### [WORK ITEM]
Go through the records and extract every line with the word "code".

(Web page and app entries)
%%

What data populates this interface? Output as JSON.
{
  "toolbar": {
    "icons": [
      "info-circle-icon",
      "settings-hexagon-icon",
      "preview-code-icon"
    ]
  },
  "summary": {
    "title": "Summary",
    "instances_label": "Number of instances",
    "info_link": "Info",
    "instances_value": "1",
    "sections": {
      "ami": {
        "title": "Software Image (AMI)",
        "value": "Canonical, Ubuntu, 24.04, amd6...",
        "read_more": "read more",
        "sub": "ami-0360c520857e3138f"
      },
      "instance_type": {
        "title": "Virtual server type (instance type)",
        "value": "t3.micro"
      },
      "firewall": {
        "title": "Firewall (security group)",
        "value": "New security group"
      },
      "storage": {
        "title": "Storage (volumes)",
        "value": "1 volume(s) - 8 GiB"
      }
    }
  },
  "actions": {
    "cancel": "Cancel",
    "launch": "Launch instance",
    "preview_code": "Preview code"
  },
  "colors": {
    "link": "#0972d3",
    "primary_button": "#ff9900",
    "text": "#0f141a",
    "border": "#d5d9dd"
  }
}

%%

### [EXERCISE OUTPUT]
      "preview-code-icon"
    "preview_code": "Preview code"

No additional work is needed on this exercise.